THE JEW (recoiling): What will you do with the hosts? Me, I refuse to hold onto them.
THE DAMNED (lifting the ciborium with a movement of horror): Empty! It is empty!
THE PROSTITUTE: So much the better! It is so that sometimes they forget to fill it . . . and since there is no one checking on them . . .
THE DAMNED (rolling his eyes madly): No one, not God, not even a simulacrum of God!
THE JEW: It was to be guessed, since he never answered you at all, my dear Lad . . . Even so, let us look at the object.
THE DAMNED (allowing him to take the ciborium): And the lightning will not fall.
THE PROSTITUTE (shrugging her shoulders) : You bore us with your incessant hyperbole.
THE JEW (returning the ciborium to the dubious glow of the lantern): Look here! Look here! I did not imagine a piece of junk so bad! Oh! The famous legends. (He stoops himself and moves with pity.)

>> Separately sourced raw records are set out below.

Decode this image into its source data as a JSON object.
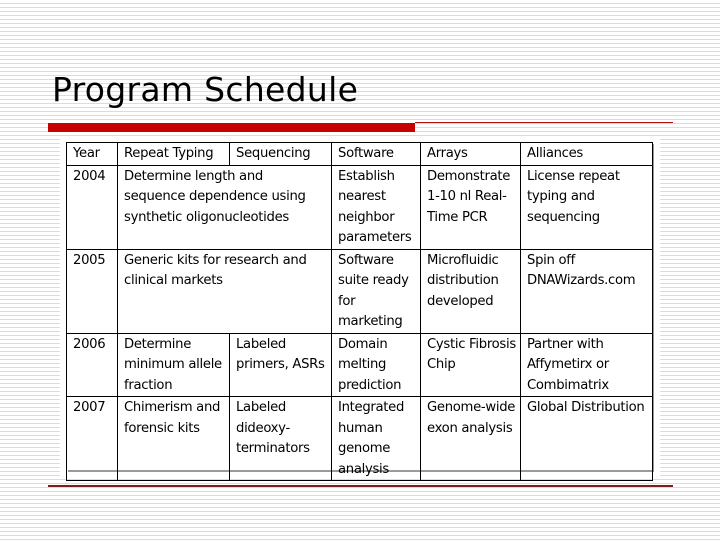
{
  "slide": {
    "title": "Program Schedule",
    "colors": {
      "accent_red": "#c80000",
      "rule_dark": "#7a1e1e",
      "stripe": "#dcdcdc"
    }
  },
  "table": {
    "header": {
      "year": "Year",
      "repeat_typing": "Repeat Typing",
      "sequencing": "Sequencing",
      "software": "Software",
      "arrays": "Arrays",
      "alliances": "Alliances"
    },
    "rows": [
      {
        "year": "2004",
        "repeat_sequencing": "Determine length and sequence dependence using synthetic oligonucleotides",
        "software": "Establish nearest neighbor parameters",
        "arrays": "Demonstrate 1-10 nl Real-Time PCR",
        "alliances": "License repeat typing and sequencing"
      },
      {
        "year": "2005",
        "repeat_sequencing": "Generic kits for research and clinical markets",
        "software": "Software suite ready for marketing",
        "arrays": "Microfluidic distribution developed",
        "alliances": "Spin off DNAWizards.com"
      },
      {
        "year": "2006",
        "repeat_typing": "Determine minimum allele fraction",
        "sequencing": "Labeled primers, ASRs",
        "software": "Domain melting prediction",
        "arrays": "Cystic Fibrosis Chip",
        "alliances": "Partner with Affymetirx or Combimatrix"
      },
      {
        "year": "2007",
        "repeat_typing": "Chimerism and forensic kits",
        "sequencing": "Labeled dideoxy-terminators",
        "software": "Integrated human genome analysis",
        "arrays": "Genome-wide exon analysis",
        "alliances": "Global Distribution"
      }
    ]
  }
}
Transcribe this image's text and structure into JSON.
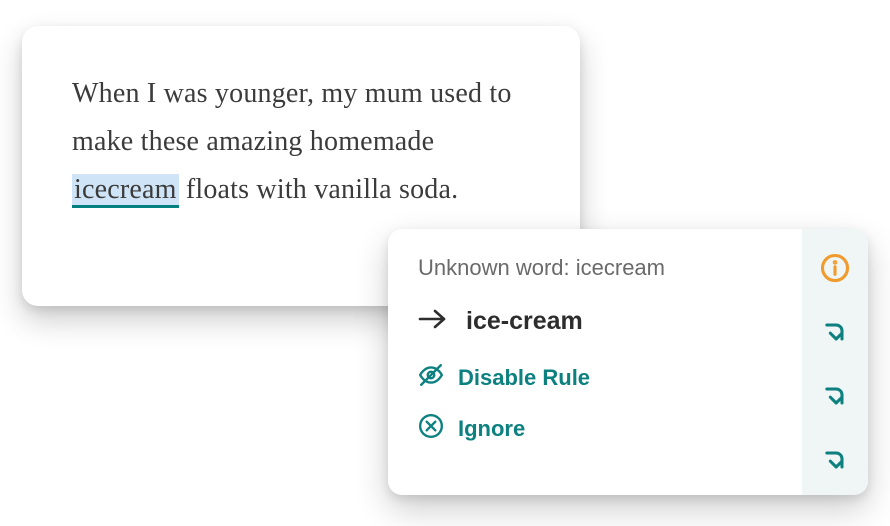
{
  "text": {
    "before": "When I was younger, my mum used to make these amazing homemade ",
    "error_word": "icecream",
    "after": " floats with vanilla soda."
  },
  "popup": {
    "header_prefix": "Unknown word: ",
    "header_word": "icecream",
    "suggestion": "ice-cream",
    "disable_label": "Disable Rule",
    "ignore_label": "Ignore"
  }
}
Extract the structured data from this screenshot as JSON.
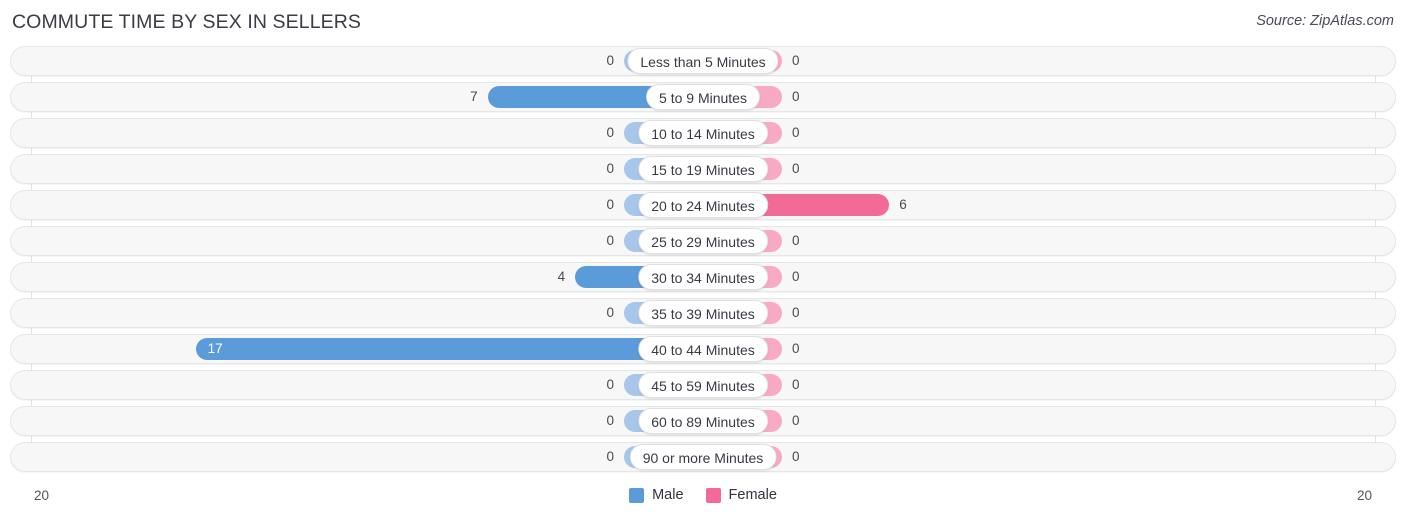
{
  "header": {
    "title": "COMMUTE TIME BY SEX IN SELLERS",
    "source": "Source: ZipAtlas.com"
  },
  "axis": {
    "left_end": "20",
    "right_end": "20"
  },
  "legend": {
    "items": [
      {
        "label": "Male",
        "color": "#5b9bd9"
      },
      {
        "label": "Female",
        "color": "#f26b96"
      }
    ]
  },
  "chart_data": {
    "type": "bar",
    "orientation": "horizontal-diverging",
    "title": "COMMUTE TIME BY SEX IN SELLERS",
    "xlabel": "",
    "ylabel": "",
    "xlim": [
      20,
      20
    ],
    "grid": true,
    "legend_position": "bottom-center",
    "categories": [
      "Less than 5 Minutes",
      "5 to 9 Minutes",
      "10 to 14 Minutes",
      "15 to 19 Minutes",
      "20 to 24 Minutes",
      "25 to 29 Minutes",
      "30 to 34 Minutes",
      "35 to 39 Minutes",
      "40 to 44 Minutes",
      "45 to 59 Minutes",
      "60 to 89 Minutes",
      "90 or more Minutes"
    ],
    "series": [
      {
        "name": "Male",
        "side": "left",
        "color": "#5b9bd9",
        "zero_color": "#a6c6ea",
        "values": [
          0,
          7,
          0,
          0,
          0,
          0,
          4,
          0,
          17,
          0,
          0,
          0
        ],
        "labels": [
          "0",
          "7",
          "0",
          "0",
          "0",
          "0",
          "4",
          "0",
          "17",
          "0",
          "0",
          "0"
        ]
      },
      {
        "name": "Female",
        "side": "right",
        "color": "#f26b96",
        "zero_color": "#f8aac5",
        "values": [
          0,
          0,
          0,
          0,
          6,
          0,
          0,
          0,
          0,
          0,
          0,
          0
        ],
        "labels": [
          "0",
          "0",
          "0",
          "0",
          "6",
          "0",
          "0",
          "0",
          "0",
          "0",
          "0",
          "0"
        ]
      }
    ]
  }
}
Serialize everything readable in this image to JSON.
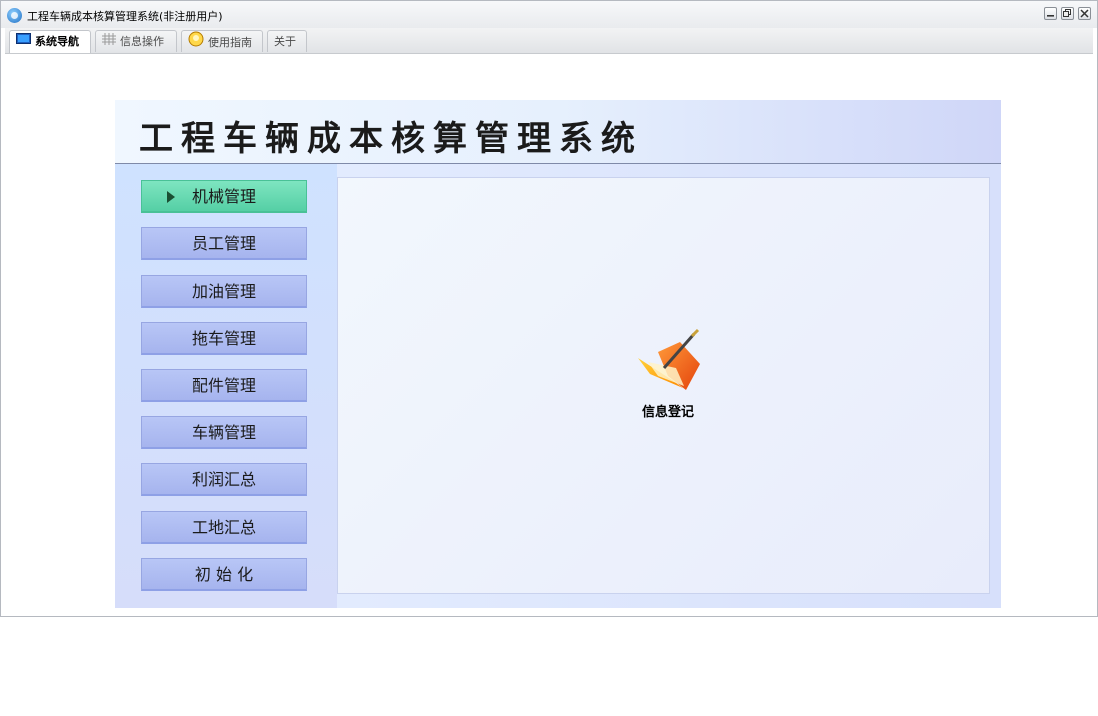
{
  "window": {
    "title": "工程车辆成本核算管理系统(非注册用户)",
    "controls": [
      "minimize",
      "restore",
      "close"
    ]
  },
  "tabs": [
    {
      "label": "系统导航",
      "icon": "monitor-icon",
      "active": true
    },
    {
      "label": "信息操作",
      "icon": "grid-icon",
      "active": false
    },
    {
      "label": "使用指南",
      "icon": "lightbulb-icon",
      "active": false
    },
    {
      "label": "关于",
      "icon": "",
      "active": false
    }
  ],
  "system": {
    "title": "工程车辆成本核算管理系统",
    "nav": [
      {
        "label": "机械管理",
        "active": true
      },
      {
        "label": "员工管理",
        "active": false
      },
      {
        "label": "加油管理",
        "active": false
      },
      {
        "label": "拖车管理",
        "active": false
      },
      {
        "label": "配件管理",
        "active": false
      },
      {
        "label": "车辆管理",
        "active": false
      },
      {
        "label": "利润汇总",
        "active": false
      },
      {
        "label": "工地汇总",
        "active": false
      },
      {
        "label": "初 始 化",
        "active": false
      }
    ],
    "panel_item": {
      "label": "信息登记",
      "icon": "folder-pen-icon"
    }
  },
  "colors": {
    "nav_active": "#55cfa5",
    "nav_normal": "#a6b4ee",
    "banner_bg": "#e6f0fd"
  }
}
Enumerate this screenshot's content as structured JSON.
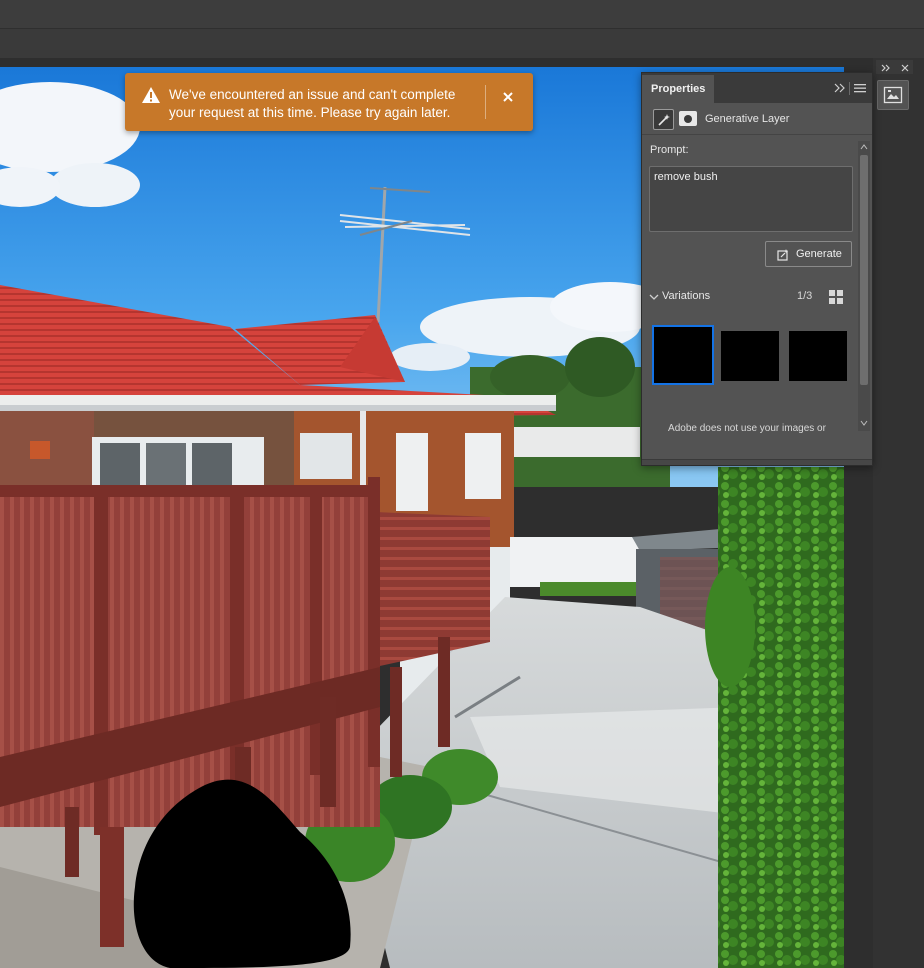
{
  "toast": {
    "message": "We've encountered an issue and can't complete your request at this time. Please try again later.",
    "icon": "warning-icon",
    "close_icon": "close-icon",
    "color": "#c77829"
  },
  "properties_panel": {
    "tab_label": "Properties",
    "layer_type": "Generative Layer",
    "prompt_label": "Prompt:",
    "prompt_value": "remove bush",
    "generate_label": "Generate",
    "variations_label": "Variations",
    "variations_count": "1/3",
    "disclaimer": "Adobe does not use your images or",
    "selected_variation": 1,
    "accent_color": "#1473e6"
  },
  "canvas": {
    "description_icon": "photo-document"
  }
}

THE DAMNED (wringing his hands) : Magdalene! Magdalene! Neither God nor lightning! My offense was therefore not big enough . . . Me who hoped for proof within the punishment! I am drowning myself, Magdalene! An icy water rises up to my mouth! Magdalene! You have jewels and I, in exchange, have doubt. In the presence of terrifying doubt, all miseries are only joys. Magdalene, cover me with your dress. I am cold. (He casts himself at the feet of THE PROSTITUTE.)
THE PROSTITUTE (radiant, pressing him down to better gaze upon the ciborium): Gold, emeralds, a large diamond …
THE JEW (dropping the ciborium, which falls to the ground, and presenting his cap): All of smoke, Madame, all of smoke . . . He wanted to rob God and it is God who robbed him . . . All is false.
AN ECHO (very distant): False!
(Fading away of the scene and the characters.)
This is essentially a fan translation, provided as a work of love and interest and not of expertise. I am not a scholar of the French language, nor of any sort of literature, and I am only beginning my journey into the works of Rachilde. It is my hope that I will continually improve this translation as I learn more.
Translation last updated 5 March 2017.
Accompanying image by FLLL: “The altar of Église Saint-Louis-en-l’Île” (2008). Used under the terms of CC-by-4.o with no endorsement of this translation, this drama, this blog, or this author by the image’s original creator.